When I was in engineering school in 1983 – 1987, engineering textbooks used the master/slave terminology to explain electronic switches called flip flops which are fundamental to computing technology. It struck a nerve with me then, but I did nothing to question it. Today this terminology has been a subject of controversy due to its association with slavery, and textbooks and corporations are making changes to use different wording. If you are not immersed in the world of software or electronics engineering, you might find yourself surprised at how often the terms like “master” and “slave” are thrown around in documentation. 

#BlackLivesMatter started on social media in 2013, and today it has become mainstream in all news outlets. Our school has a Diversity Director and adopted a strategic plan to address diversity, equity and inclusion (DEI). Our recent all-school book read was Waking up White by Debby Irving.  

As technology leaders, we need to look at race discrimination in our field. What can we do to be antiracist? Ruha Benjamin's Race After Technology highlights the bias in technology. The author is both brilliant and passionate about how things change but not really. Her public persona is an extension of her teaching to include us all in the conversation.  

What I like about this book, Race after Technology, is that Benjamin terms her findings as the “new Jim Code”: the employment of new technologies that reflect and reproduce existing inequities but that are promoted and perceived as more objective or progressive than the discriminatory systems of a previous era.

Discussion Questions

  1. Even though technology is viewed as progressive and innovative, discriminatory old logic is built in. What can we do to change the perception that technology is less biased than human decision making?   

  2. Do you think the corporations are changing the practice to design for profit with no regard to who it may harm?  Are the new technology developments harmful and do they exclude certain people based on race?

  3. How do science and technology shape the social world? Should all STEM student training, for example, address a social view?

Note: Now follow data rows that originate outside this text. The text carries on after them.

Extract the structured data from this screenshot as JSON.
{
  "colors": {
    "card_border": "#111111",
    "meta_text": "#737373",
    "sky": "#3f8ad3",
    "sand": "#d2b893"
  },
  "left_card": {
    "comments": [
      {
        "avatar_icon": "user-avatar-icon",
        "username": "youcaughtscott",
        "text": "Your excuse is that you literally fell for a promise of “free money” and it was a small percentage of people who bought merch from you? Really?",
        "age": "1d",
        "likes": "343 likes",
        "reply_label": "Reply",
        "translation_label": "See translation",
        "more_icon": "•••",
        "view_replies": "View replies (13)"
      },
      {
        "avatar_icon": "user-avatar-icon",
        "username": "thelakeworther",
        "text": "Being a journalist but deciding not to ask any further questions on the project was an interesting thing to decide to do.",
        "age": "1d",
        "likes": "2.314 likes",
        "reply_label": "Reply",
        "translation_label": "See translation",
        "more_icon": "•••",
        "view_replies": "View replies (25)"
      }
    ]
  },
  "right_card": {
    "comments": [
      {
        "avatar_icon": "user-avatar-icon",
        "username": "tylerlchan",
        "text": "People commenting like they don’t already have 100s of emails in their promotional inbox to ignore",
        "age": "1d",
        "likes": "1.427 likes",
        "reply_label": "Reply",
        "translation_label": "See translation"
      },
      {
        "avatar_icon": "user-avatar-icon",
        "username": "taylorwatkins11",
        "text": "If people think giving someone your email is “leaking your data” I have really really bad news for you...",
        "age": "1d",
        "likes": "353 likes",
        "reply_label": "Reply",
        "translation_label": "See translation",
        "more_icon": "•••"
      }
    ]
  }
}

  4. What actions can educational tech leaders take to increase awareness of design code inequalities? What can we do to help form regulations and audits to monitor code for inequities? 

  5. Does this master/slave language offend you? Do you know if the racist terminology pervades the engineering and computer science programs at your school?

Annotated Resources

Ruha Benjamin, Ruha Benjamin Resource Page

Ruha Benjamin, From Park Bench to Lab Bench – What Kind of Future Are We Designing? TEDxBaltimore, TEDxTalks, YouTube, 5 February 2015.

Joy Adowaa Buolamwini, Gender Shades: Intersectional Phenotypic and Demographic Evaluation of Face Datasets and Gender Classifiers. Master’s Thesis, Massachusetts Institute of Technology, 2017. Interesting read on face scan design.

ISTE 2016 Middle Keynote -- Ruha Benjamin. ISTE, YouTube, 13 July 2016. Dr. Benjamin's talk given to edtech educators.

John Naughton, "Attempts to Stay Anonymous on the Web Will Only Put the NSA on Your Trail," The Guardian, 10 May 2014. More on Janet Vertesi trying to keep her pregnancy private.

 

Share this post:

Comments on "ATLIS READS: Race After Technology by Ruha Benjamin"

Comments 0-5 of 0

Please login to comment